*Activity*. Among the entries that follow, find the lines containing the string "common" and copy them.

*Dataset excerpts*.

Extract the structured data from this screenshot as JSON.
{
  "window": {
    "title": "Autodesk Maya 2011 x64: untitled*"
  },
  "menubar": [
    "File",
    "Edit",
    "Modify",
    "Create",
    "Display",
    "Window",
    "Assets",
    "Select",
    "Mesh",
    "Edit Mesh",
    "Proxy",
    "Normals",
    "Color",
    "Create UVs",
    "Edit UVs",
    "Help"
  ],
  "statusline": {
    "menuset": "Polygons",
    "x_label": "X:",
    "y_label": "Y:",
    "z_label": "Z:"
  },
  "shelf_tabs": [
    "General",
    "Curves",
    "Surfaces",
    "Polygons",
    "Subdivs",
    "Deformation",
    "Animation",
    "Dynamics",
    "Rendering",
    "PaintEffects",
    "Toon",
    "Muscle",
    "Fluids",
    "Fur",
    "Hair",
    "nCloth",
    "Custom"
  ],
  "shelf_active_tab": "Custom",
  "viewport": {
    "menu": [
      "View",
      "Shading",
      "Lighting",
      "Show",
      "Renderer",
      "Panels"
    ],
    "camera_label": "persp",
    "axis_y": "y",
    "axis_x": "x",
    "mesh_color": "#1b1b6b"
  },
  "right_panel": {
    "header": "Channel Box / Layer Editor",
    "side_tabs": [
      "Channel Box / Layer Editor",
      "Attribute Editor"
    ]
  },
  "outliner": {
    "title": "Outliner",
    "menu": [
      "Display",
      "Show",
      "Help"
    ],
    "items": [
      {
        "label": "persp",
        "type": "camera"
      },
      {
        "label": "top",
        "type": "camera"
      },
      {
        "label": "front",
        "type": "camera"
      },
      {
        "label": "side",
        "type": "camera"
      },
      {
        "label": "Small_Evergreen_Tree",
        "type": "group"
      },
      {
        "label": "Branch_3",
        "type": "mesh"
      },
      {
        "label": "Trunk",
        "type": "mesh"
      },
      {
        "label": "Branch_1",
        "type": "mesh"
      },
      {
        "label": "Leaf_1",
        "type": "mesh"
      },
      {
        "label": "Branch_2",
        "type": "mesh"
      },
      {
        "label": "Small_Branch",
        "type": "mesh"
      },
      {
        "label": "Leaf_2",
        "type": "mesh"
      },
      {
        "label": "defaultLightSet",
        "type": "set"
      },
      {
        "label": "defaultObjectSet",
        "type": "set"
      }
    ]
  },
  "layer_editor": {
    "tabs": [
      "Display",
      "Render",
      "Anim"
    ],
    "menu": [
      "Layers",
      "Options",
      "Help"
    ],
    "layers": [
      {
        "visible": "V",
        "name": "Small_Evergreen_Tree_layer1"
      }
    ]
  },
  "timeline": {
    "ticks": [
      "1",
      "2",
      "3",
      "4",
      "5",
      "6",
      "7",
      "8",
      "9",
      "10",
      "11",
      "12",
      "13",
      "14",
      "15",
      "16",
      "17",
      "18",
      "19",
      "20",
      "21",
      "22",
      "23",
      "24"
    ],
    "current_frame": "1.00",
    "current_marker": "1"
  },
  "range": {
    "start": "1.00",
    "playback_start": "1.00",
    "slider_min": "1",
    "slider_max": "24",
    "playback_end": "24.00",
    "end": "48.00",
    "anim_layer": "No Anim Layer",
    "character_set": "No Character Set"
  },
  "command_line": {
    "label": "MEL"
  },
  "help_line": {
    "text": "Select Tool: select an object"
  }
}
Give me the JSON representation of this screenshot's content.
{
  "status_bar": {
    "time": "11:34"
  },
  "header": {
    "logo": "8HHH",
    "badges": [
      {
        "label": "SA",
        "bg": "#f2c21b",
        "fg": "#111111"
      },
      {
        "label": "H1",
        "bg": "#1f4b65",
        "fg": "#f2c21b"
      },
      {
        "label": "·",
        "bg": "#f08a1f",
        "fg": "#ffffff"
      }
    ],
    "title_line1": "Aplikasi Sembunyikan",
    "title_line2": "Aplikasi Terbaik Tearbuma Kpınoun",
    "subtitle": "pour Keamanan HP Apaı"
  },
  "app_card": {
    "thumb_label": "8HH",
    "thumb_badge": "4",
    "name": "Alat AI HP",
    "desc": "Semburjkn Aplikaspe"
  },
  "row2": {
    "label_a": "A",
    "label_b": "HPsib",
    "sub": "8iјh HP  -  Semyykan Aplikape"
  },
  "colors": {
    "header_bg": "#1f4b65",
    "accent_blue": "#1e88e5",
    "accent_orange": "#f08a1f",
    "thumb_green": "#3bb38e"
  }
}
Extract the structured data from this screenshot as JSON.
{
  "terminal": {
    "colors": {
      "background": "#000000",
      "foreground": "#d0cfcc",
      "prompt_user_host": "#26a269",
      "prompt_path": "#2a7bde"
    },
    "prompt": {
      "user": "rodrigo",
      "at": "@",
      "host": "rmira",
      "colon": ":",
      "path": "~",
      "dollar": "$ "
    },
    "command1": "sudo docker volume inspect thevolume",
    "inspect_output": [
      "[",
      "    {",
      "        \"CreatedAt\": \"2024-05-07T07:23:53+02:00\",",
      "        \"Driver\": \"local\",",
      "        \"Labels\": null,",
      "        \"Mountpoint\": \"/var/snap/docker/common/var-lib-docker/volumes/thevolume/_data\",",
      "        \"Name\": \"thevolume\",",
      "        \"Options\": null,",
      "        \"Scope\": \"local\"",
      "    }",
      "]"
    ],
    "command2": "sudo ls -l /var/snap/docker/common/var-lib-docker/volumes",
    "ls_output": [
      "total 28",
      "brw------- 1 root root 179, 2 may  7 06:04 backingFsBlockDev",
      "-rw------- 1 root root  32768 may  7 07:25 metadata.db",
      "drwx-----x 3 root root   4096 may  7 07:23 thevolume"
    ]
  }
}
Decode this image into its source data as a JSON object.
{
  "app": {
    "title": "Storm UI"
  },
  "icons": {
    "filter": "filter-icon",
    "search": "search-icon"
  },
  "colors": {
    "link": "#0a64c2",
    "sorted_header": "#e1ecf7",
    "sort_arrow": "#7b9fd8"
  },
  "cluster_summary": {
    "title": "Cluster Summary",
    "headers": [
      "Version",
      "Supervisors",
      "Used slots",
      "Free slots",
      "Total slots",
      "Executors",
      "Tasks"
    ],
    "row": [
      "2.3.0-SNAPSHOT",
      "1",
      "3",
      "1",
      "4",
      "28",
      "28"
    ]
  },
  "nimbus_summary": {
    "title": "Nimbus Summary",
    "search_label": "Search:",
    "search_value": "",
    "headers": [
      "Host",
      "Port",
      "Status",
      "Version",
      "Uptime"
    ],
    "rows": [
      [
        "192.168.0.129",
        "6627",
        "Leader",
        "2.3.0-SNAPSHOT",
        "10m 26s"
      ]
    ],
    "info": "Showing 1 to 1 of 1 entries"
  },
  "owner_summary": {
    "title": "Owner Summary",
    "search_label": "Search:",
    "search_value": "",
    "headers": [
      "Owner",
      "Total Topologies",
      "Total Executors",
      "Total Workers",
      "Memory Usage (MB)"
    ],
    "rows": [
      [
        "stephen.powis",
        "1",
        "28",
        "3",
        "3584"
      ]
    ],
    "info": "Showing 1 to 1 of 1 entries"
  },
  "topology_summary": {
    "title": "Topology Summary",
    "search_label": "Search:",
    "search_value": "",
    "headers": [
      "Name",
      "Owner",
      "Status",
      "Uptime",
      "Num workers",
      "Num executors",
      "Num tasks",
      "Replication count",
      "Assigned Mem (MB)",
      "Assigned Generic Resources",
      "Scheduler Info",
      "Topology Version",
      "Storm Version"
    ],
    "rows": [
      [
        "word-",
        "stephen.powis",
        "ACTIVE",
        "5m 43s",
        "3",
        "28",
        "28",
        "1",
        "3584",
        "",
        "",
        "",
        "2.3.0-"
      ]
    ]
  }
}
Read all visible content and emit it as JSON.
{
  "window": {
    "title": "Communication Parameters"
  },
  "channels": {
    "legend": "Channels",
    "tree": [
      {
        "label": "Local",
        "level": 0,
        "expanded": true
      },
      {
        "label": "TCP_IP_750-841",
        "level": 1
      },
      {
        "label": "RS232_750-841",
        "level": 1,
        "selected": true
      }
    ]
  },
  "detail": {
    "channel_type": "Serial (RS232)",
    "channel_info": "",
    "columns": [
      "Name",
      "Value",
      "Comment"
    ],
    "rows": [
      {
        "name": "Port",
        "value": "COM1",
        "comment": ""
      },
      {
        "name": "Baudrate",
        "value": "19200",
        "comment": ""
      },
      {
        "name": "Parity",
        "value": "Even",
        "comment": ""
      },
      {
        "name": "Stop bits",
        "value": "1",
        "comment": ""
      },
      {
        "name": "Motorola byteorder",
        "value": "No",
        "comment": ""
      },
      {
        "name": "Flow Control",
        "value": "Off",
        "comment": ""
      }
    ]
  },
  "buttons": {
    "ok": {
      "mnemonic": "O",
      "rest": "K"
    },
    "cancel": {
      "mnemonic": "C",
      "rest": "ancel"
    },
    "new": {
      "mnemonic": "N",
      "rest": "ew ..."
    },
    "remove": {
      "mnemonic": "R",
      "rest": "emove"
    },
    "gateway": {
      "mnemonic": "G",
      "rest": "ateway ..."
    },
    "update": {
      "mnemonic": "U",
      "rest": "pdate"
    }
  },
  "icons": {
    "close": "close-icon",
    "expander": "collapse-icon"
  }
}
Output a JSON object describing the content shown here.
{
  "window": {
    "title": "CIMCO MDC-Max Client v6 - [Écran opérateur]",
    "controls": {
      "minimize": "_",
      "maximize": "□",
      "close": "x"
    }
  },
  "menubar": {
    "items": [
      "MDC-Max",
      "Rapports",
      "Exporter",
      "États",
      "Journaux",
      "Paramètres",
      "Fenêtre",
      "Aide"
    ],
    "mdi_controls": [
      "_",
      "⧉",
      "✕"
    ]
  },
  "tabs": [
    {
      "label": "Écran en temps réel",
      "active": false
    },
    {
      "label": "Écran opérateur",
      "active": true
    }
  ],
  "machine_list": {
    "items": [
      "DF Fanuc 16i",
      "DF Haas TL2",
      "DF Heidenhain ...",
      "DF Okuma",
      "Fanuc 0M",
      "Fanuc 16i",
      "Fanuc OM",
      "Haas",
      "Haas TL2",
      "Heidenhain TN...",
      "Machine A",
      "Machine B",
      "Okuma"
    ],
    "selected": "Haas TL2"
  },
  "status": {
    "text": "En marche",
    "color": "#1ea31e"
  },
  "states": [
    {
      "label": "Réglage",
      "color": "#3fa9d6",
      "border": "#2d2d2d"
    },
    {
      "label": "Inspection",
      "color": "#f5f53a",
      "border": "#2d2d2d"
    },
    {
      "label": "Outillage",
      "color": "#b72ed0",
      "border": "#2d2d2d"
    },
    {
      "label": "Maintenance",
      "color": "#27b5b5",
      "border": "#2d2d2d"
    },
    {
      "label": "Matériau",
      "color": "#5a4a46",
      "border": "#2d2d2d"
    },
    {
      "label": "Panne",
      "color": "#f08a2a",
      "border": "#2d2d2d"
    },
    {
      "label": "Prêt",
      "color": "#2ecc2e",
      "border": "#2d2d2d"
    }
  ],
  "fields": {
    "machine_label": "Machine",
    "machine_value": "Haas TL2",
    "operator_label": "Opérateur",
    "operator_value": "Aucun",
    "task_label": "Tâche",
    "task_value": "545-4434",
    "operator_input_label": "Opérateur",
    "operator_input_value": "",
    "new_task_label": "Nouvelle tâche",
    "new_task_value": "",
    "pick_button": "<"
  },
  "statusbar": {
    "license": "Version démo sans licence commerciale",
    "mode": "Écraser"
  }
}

*Solution to the problem*.
      "        \"Mountpoint\": \"/var/snap/docker/common/var-lib-docker/volumes/thevolume/_data\",",
    "command2": "sudo ls -l /var/snap/docker/common/var-lib-docker/volumes",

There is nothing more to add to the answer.